For people with rheumatoid arthritis (RA) early consultation with a rheumatologist can help prevent surgery down the road, according to a study presented at the American College of Rheumatology 2011 meeting in Chicago. People who consulted a rheumatologist within three months of being diagnosed with RA were about 40 percent less likely to have orthopaedic surgery compared with people who waited longer than that to see a rheumatologist.
“Our findings suggest that if you have RA and are under the care of a rheumatologist, you are more likely to get appropriate treatment,” says lead author Debbie Feldman, PhD, professor in the school of rehabilitation at the University of Montreal, Canada. “This is important information for primary care doctors, who are often the ones who diagnose RA, as well as for patients. Patients should be referred for early consultation with a rheumatologist.”
The study looked at 3,890 patients from the Province of Quebec who diagnosed with RA between the years 1995 to 2007. The average age at diagnosis was about 56 years, and about 70 percent of all patients were women.
Patients were classified as “early consulters” if they were seen by a rheumatologist within three months of an RA diagnosis by their primary care provider. They were classified as “late consulters” if they were seen by a rheumatologist more than three months after their initial diagnosis. (Late consulters saw a rheumatologist on average 12 to 18 months after diagnosis, says Dr. Feldman.) If they were diagnosed by a rheumatologist, they were classified as “undetermined.”

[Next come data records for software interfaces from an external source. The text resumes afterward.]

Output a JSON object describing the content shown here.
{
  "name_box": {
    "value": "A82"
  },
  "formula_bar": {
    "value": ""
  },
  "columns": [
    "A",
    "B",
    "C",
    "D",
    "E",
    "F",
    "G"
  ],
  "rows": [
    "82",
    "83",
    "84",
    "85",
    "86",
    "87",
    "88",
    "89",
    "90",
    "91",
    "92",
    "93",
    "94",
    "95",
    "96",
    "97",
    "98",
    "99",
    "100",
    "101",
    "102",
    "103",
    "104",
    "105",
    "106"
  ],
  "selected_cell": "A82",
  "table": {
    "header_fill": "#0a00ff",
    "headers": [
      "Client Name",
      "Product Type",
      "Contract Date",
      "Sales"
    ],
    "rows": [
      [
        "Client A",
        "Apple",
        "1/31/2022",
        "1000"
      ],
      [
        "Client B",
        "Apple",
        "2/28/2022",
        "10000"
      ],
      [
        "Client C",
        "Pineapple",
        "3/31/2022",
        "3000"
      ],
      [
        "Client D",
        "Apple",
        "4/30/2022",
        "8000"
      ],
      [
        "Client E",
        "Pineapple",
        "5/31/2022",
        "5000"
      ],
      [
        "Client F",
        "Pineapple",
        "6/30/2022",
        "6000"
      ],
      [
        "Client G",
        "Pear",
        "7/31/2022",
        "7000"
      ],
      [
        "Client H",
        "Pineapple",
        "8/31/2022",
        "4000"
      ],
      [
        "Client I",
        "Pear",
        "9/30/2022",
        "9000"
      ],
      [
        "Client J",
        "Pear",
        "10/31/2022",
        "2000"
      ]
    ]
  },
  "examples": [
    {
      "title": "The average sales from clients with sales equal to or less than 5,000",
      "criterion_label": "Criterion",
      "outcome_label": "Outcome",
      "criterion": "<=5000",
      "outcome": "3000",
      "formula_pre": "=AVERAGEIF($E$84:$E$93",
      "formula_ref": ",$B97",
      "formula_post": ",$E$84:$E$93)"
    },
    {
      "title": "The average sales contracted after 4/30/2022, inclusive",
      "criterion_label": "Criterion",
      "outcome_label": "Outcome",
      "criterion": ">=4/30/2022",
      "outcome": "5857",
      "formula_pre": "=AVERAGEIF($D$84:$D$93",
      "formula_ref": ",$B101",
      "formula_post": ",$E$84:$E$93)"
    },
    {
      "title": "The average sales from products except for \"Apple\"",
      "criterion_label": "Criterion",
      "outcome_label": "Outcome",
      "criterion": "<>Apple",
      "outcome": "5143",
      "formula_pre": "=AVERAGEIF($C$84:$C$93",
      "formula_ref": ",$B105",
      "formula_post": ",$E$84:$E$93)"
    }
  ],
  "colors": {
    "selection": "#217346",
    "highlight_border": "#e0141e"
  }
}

Over the 12-year period from 1995 to 2007, 16 percent of all the patients had orthopaedic surgery, including 24 percent of the late consulters, 17 percent of the early consulters and 14 percent of the undetermined patients (who presumably got appropriate treatment immediately, since there was no lag time between RA diagnosis and seeing a rheumatologist).

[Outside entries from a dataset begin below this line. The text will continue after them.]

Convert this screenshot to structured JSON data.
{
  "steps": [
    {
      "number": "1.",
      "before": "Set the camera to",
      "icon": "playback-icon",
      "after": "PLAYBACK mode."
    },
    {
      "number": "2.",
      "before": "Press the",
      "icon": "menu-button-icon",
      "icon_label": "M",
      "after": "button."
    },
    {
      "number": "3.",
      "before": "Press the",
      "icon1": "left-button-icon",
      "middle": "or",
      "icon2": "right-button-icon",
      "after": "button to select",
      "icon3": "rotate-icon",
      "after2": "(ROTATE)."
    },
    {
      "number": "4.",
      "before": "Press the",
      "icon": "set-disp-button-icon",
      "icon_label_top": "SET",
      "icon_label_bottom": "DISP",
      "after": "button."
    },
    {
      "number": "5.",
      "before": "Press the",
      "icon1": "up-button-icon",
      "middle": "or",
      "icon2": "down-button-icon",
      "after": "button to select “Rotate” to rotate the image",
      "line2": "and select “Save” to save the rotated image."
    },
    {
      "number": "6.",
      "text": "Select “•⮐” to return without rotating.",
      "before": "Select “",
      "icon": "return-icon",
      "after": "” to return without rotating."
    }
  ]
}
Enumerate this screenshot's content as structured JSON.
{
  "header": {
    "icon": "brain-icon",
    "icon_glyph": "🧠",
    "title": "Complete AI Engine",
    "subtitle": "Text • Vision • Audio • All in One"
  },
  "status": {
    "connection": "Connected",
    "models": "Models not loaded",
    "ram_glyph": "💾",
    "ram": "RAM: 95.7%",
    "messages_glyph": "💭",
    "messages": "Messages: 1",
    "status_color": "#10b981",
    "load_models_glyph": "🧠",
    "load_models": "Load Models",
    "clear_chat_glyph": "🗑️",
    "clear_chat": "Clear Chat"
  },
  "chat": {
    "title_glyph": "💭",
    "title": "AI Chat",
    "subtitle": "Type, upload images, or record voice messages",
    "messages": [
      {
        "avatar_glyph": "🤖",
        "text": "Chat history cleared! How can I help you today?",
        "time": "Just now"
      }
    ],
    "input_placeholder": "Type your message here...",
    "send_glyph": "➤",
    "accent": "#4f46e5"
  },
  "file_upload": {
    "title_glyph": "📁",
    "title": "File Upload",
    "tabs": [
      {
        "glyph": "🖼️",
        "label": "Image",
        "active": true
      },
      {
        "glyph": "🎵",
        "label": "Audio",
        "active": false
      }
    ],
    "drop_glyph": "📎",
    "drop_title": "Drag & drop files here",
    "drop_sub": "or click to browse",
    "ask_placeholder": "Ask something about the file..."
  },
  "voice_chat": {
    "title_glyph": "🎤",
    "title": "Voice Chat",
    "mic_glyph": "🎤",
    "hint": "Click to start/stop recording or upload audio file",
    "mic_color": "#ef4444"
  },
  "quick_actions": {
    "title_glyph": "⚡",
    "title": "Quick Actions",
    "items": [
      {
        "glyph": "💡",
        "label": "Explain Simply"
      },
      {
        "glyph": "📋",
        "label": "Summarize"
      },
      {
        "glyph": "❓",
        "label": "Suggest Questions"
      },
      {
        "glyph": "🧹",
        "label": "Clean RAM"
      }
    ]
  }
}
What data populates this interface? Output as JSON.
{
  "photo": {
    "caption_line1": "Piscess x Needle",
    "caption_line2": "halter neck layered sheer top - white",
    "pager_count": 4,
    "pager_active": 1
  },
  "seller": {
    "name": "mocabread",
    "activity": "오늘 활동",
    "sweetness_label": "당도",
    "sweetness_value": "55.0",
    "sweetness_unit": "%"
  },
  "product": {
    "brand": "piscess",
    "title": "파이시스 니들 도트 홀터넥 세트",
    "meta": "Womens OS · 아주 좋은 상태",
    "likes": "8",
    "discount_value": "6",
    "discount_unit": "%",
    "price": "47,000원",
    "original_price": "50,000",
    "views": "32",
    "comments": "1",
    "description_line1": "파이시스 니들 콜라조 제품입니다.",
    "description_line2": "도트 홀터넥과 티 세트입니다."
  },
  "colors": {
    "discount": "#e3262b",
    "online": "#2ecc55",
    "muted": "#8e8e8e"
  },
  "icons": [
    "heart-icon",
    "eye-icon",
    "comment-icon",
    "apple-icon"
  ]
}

“This study has policy implications, as well as implications for individual patients. Surgery is costly, and early treatment by a rheumatologist can save the health care system money as well as spare patients from having surgery,” Dr. Feldman says. “Our results support early treatment of RA guided by a rheumatologist.”
“Other studies have also shown that patients do better when treated by a rheumatologist [rather than a general practitioner],” says Joanne Jordan, MD, director of the Thurston Arthritis Research Center at the University of North Carolina, Chapel Hill, who moderated a press conference where these results were discussed.

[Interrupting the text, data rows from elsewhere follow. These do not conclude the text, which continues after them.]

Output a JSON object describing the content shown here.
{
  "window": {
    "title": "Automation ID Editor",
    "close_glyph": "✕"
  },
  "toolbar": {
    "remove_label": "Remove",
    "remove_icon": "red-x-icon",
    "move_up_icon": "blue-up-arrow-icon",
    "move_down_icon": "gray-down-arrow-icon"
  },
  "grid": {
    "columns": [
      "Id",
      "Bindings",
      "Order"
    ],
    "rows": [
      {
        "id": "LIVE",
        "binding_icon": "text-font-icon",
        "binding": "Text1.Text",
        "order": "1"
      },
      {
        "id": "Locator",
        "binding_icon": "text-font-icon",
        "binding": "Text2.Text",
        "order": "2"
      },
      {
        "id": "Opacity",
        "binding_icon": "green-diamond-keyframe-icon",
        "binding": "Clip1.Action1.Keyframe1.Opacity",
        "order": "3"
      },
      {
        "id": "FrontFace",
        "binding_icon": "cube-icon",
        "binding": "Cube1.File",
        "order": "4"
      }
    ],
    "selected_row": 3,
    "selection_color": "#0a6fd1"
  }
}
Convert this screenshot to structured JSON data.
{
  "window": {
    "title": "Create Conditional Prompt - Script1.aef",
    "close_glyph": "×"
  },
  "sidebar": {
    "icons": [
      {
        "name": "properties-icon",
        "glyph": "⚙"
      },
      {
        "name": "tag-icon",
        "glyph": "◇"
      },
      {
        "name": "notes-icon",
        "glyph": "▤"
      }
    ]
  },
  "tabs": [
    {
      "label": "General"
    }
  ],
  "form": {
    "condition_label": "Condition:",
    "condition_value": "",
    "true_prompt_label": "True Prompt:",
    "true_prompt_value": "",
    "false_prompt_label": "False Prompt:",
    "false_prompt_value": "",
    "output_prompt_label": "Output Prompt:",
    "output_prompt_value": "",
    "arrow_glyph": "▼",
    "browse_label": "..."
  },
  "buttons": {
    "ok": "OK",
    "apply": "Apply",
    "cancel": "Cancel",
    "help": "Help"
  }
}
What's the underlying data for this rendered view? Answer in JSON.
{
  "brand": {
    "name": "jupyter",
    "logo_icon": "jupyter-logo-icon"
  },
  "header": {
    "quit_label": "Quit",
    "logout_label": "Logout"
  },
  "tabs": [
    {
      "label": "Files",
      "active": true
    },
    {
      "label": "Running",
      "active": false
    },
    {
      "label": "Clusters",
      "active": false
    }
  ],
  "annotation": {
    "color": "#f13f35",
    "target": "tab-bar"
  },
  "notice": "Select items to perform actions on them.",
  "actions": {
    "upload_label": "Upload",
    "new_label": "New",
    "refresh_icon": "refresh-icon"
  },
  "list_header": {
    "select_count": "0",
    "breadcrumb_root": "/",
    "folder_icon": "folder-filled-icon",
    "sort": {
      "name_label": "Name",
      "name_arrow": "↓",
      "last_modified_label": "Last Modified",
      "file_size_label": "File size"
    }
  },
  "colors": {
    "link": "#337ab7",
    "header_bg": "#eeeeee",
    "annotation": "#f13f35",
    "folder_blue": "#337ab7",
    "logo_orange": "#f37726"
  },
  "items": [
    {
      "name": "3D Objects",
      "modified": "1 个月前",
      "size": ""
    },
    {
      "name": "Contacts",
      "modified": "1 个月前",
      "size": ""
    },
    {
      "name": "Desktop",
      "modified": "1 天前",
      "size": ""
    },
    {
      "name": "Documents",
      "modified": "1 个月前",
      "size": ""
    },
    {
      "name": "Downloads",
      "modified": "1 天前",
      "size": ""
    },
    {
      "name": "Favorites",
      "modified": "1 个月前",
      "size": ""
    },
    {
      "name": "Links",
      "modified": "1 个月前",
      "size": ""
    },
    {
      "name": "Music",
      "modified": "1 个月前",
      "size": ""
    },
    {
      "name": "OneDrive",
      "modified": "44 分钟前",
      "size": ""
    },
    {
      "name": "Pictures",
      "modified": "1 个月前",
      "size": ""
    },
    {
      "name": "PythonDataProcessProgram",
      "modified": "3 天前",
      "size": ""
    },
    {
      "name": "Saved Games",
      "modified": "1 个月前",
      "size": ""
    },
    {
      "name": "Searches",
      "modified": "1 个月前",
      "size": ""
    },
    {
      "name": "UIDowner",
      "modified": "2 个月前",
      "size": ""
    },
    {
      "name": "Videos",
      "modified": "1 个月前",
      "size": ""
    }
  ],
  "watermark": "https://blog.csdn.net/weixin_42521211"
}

Eric Matteson, MD, chair of the division of rheumatology at the Mayo Clinic in Rochester, Minn., agrees. “When you see a rheumatologist early after diagnosis, you get started on appropriate therapy, and that stops the progression of joint damage to the point where it is so severe that you need surgery.”